Bernard on the other hand is probably one of the best receiving backs in the league. He usually gets no more than about 10 carries a game, although he can be productive with those carries, averaging a healthy 4.7 YPC in 2015, but where he can really hurt you is as a receiver out of the backfield. In his first three seasons Bernard has nearly 1,500 combined yards receiving, and is on pace for over 600 so far in 2016, which would be a career high. Part of his production in the passing game is undoubtedly because Eifert has missed time, but Bernard is a real threat to pick up chunk yards on low-risk, easy passes.
Since the roles between Hill and Bernard are so clearly defined, one thing to watch here is that the Bengals can sometimes tip off the defense as to whether it will be a run or pass play depending on which back is in the game.
The Bengals offensive line is anchored by 2015 First-Team All-Pro left tackle Andrew Whitworth, and one of the better young guards in the league in Kevin Zeitler.

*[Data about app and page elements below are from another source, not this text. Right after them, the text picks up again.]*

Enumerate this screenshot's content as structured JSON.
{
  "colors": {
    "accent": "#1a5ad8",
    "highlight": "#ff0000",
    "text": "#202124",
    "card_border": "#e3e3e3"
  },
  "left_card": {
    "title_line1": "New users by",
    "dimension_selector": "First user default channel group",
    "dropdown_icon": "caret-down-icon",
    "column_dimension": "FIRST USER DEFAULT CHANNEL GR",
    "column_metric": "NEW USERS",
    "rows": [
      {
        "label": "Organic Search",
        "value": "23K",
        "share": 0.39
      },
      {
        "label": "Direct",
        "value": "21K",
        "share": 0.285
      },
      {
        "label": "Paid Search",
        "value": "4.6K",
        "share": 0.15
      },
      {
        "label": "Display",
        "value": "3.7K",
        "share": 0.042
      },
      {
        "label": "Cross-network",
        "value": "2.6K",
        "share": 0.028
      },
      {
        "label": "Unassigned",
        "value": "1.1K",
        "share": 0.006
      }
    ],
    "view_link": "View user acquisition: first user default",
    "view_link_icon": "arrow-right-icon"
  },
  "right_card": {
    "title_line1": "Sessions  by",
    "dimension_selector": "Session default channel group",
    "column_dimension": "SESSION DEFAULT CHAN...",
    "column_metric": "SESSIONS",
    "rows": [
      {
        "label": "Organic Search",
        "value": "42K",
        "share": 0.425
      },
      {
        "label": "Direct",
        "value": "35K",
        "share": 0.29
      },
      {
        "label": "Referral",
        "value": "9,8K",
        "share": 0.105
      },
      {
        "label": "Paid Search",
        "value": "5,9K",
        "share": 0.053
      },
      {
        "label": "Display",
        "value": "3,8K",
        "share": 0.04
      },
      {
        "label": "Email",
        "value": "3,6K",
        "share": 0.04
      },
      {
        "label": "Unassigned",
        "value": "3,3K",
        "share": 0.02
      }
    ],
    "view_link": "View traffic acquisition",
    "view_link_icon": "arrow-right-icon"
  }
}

At 34 years old Whitworth is defying age as he remains one of the better left tackles in the league, while Zeitler, a first-round pick in 2012 has developed into a top guard in the league. The fact that Zeitler hasn’t made a Pro Bowl or All-Pro team yet is completely mystifying. At left guard the Bengals start sixth-year veteran Clint Boling, a dependable, consistent, if unspectacular player who is solid in the run game and in pass protection.
After those three there is a bit more uncertainty. At center the starter is Russell Bodine, a replacement-level player who is the weak link on the unit. This is Bodine’s third year starting for the Bengals but he struggles in pass protection. The starter at right tackle is 2015 first-round pick Cedric Ogbuehi, an impressive prospect who tore his ACL late in his final season at Texas A&M and missed the majority of last season. He did fill in at times last year but he didn’t step in as the full-time starter until 2016. He is a talented prospect but lacks experience and refinement.
Where The Cowboys Can Take Advantage:
- The Bengals running game struggled throughout 2015 and so far this year, if the Cowboys defense can stop the run early and force Dalton into long down and distances he will force throws and possibly make mistakes
- Try to isolate Bodine or Ogbuehi 1-on-1 in pass protection
- Clearly defined roles between Hill and Bernard could tip off play calls
What The Cowboys Must Fear:
- A.J. Green has the ability to wreck a game by himself, as seen against the Dolphins last Thursday
- Bernard matched up with a poor coverage linebacker or safety
- If given time Dalton should be able to pick apart the defense